Hives are a skin condition that causes red, itchy welts. Hives are common and many people experience them. But some people may have chronic hives. This is a condition where hives last for more than 6 weeks and come back frequently.1
In order to safely grow a baby, the body goes through many changes during pregnancy. Many systems in the body adapt during pregnancy. This can cause a variety of symptoms.2
For people with existing conditions, pregnancy can change how those conditions behave. This is also true for chronic hives.1
How does pregnancy impact chronic hives?
The impact of pregnancy on chronic hives can be different for everyone. For some people, pregnancy can improve hives. But for others it can make them worse.2,3
Some people also have improved or worsening hives after giving birth. Hives during pregnancy may come with painful swelling under the skin called angioedema.2,3
We still do not know exactly what causes chronic hives. One theory is that it is caused by hormone shifts. This is backed up by the fact that women are twice as likely to have chronic hives. Also, chronic hives seem to be affected by:2,3
- The menstrual cycle
- Hormone therapies
This theory helps explain the impact pregnancy may have on chronic hives. Pregnancy also causes significant hormonal changes which may affect hives. But more research is needed to confirm this connection.2,3

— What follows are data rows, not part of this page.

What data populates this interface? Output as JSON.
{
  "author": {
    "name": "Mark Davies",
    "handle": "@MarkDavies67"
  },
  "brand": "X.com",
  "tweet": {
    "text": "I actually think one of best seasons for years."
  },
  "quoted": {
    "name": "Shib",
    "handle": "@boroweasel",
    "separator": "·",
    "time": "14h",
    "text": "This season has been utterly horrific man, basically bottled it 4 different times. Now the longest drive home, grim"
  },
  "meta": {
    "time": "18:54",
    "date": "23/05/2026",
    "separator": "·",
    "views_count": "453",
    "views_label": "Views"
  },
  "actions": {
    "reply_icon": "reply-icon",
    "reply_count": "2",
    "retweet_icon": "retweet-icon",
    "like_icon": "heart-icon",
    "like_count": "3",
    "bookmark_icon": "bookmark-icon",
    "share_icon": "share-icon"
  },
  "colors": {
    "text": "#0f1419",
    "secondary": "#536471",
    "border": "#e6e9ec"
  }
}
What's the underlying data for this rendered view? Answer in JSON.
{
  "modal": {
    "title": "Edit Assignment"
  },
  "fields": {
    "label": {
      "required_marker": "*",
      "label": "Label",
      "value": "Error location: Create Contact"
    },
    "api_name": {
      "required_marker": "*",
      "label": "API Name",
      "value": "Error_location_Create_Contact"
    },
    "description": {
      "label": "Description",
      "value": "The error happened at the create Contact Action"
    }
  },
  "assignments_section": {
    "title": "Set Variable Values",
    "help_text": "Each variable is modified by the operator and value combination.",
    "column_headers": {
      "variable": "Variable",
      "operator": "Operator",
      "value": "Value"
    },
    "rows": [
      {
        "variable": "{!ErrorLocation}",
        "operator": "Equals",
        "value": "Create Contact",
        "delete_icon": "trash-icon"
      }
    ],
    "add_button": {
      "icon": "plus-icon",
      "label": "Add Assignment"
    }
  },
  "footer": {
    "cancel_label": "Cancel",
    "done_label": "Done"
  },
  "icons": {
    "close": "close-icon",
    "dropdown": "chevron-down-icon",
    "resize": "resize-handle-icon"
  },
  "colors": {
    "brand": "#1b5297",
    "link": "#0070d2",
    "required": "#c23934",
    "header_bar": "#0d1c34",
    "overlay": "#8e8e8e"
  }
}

Luckily, research shows that chronic hives do not harm the baby. They also do not increase risk for the person going through labor and delivery.2,3
What other rashes are associated with pregnancy?
Pregnancy may cause other skin conditions that look like chronic hives but are not the same. One common skin condition is pruritic urticarial papules and plaques of pregnancy (PUPPP). PUPPP is uncomfortable, but harmless to you and the baby.4
PUPPP is an itchy rash that starts on the belly but can spread to the rest of the body. It usually shows up later in pregnancy. Sometimes it can even appear after delivery. But it does not last long. It usually goes away days to weeks after you give birth.4
PUPPP is the most common skin condition during pregnancy. But we still do not know exactly what causes it. One theory is that it is caused by stretch marks from the skin growing too fast. These stretch marks may make the skin inflamed and cause a rash. Another theory is that PUPPP is caused by hormone changes during pregnancy.4
Another rare skin condition is called pemphigoid gestationis (PG). PG may look like PUPPP, but it can cause pregnancy complications in rare cases. Luckily, PG and complications are rare. Your doctor can use tests to confirm any skin conditions during pregnancy.4
How do you treat skin conditions during pregnancy?
With any medicine, it is important to check with your doctor that it is safe to continue while you are pregnant. That is also true for any treatment you are taking for chronic hives. If you choose to breastfeed, you may also have to adjust your chronic hive treatment during that time.2
Chronic hives are often impacted by certain triggers. A common trigger is stress. One study found that stress as a trigger was a risk factor for worsening hives in pregnant people. It can be helpful to identify and prevent triggers to manage chronic hives.3
If you notice any concerning differences in your skin or health while pregnant, contact your doctor.
Have you taken our In America survey yet?